Aha! Craftsmanship found! In the most unlikely of places. Let’s flash back to last December.
Our Big Rain Event of 2008 left the sump in our crawlspace almost filled up with water (the sump is a 18” wide concrete tube about 3 feet deep). With more rain on the way, I decided it was time to play Responsible Homeowner and go down to check the sump.
This involves me crouching in the crawlspace of the house, a three-foot airspace between floor joists/pipes, and dirt with blind gape-mouthed creepy crawlies. Behind me is a little well that allows for entrance to the crawlspace through a broken screen door. The well has about 6 inches of ice-cold water in it. So my options are either forward into the crawlspace and about-to-overflow sump, or fall ass-backwards in the cold water.
I plug in the big sump pump which makes lots of noise but doesn’t drain the water. Instead it stirs around muddy sump water like a giant immersion blender. I don’t look to see if any translucent cave creatures are floating in this mess. I don’t want to know.
So I plug in the backup sump pump, left by previous owners.
Curse you, previous owners! Of course they had two broken sump pumps. [sigh, grunt, and splash]
So I had to go out and buy a new temporary sump pump until I could figure out what was going on. I’ve avoided that job for two months as I imagine it to be like this:
reaching armpit-deep into clean the pump inlet and coming up with soggy clumps of skin, tissue, and brain matter from the churned-up cave creatures. Maybe something would grab my hand. Something with feathery mandibles and pincers and sightless pink eyes.
You can see why I’ve found other things that needed doing.
This weekend, armed with purple dish gloves and a poking stick, I finally ventured back into the crawlspace to get the pump working. With the water now down by the bottom of the sump, I can see what happens when I switch it on: water is sucked up and immediately sprays out the sides of the outlet pipe, which is a corroded and perforated mess. Note to do-it-yourselfers: Don’t use steel pipe in a submerged situation! Der!

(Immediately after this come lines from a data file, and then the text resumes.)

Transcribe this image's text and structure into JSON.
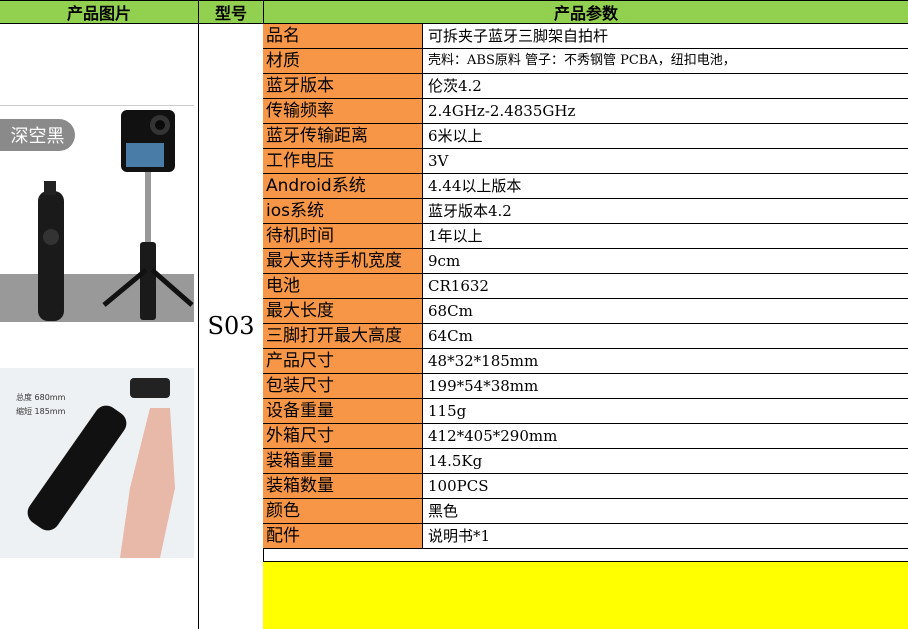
{
  "header": {
    "col1": "产品图片",
    "col2": "型号",
    "col3": "产品参数"
  },
  "model": "S03",
  "image": {
    "badge": "深空黑",
    "total_length": "总度 680mm",
    "folded_length": "缩短 185mm"
  },
  "params": [
    {
      "key": "品名",
      "value": "可拆夹子蓝牙三脚架自拍杆"
    },
    {
      "key": "材质",
      "value": "壳料：ABS原料  管子：不秀钢管  PCBA，纽扣电池，",
      "small": true
    },
    {
      "key": "蓝牙版本",
      "value": "伦茨4.2"
    },
    {
      "key": "传输频率",
      "value": "2.4GHz-2.4835GHz"
    },
    {
      "key": "蓝牙传输距离",
      "value": "6米以上"
    },
    {
      "key": "工作电压",
      "value": "3V"
    },
    {
      "key": "Android系统",
      "value": "4.44以上版本"
    },
    {
      "key": "ios系统",
      "value": "蓝牙版本4.2"
    },
    {
      "key": "待机时间",
      "value": "1年以上"
    },
    {
      "key": "最大夹持手机宽度",
      "value": "9cm"
    },
    {
      "key": "电池",
      "value": "CR1632"
    },
    {
      "key": "最大长度",
      "value": "68Cm"
    },
    {
      "key": "三脚打开最大高度",
      "value": "64Cm"
    },
    {
      "key": "产品尺寸",
      "value": "48*32*185mm"
    },
    {
      "key": "包装尺寸",
      "value": "199*54*38mm"
    },
    {
      "key": "设备重量",
      "value": "115g"
    },
    {
      "key": "外箱尺寸",
      "value": "412*405*290mm"
    },
    {
      "key": "装箱重量",
      "value": "14.5Kg"
    },
    {
      "key": "装箱数量",
      "value": "100PCS"
    },
    {
      "key": "颜色",
      "value": "黑色"
    },
    {
      "key": "配件",
      "value": "说明书*1"
    }
  ]
}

As I grab the pipe to look closer, it moves to the side. And the sump pump doesn’t. I rock it again and it snaps off from the sump. Uh oh.
I pull all the bits out of the crawlspace and into the light. The sump pump is a great hefty thing that looks like it was made when the atom was God, and men smoked pipes, had dogs named Prince, drove cars with no seatbelts but plenty of chrome, and wives with conical gravity-defying bras.
The outlet pipe had sheared off right at the base where it threaded into the pump. Hmm, not good. Here was a perfectly good pump, entering its fourth or fifth decade of service, and some convoluted outlet pipe made by the previous owner that had no less than two elbows and four sections of pipe.
I managed to carefully chisel the rusted threads out of the pump and disassemble the pump base. This post-war pump had stainless screws that I could remove with my bare fingers once I loosened them with the wrench. (Note to do-it-yourselfers: stainless steel! Brilliant!) A beautiful cast-bronze impeller and outlet needed a little alignment, and a single screw needed replacement. After a quick trip to the hardware store (a single trip!), I had a plastic outlet hose with the exact sized thread fitting which went in perfectly to the pump.
Please, I think, someone drag my body from the crawlspace, where I must’ve gotten high from swampgas and dreamed the whole thing. I haven’t given myself the nickname Uncle F#*k-Up because all my home-improvement jobs go, ahem, smoothly.
But sure enough, the pump goes back in the sump, I fill it with water, and switch it on.
Whammo! Blammo! Kapow! In three seconds it empties the sump and gurgles, thirsty for more. Man, could they make a pump in the fifties. I just know this model was hand-drafted by engineers with horn-rimmed glasses and short black ties.
Original sump pump -1
Crap-Ass steel piping – 0
Uncle F#*k-Up – 1,000,000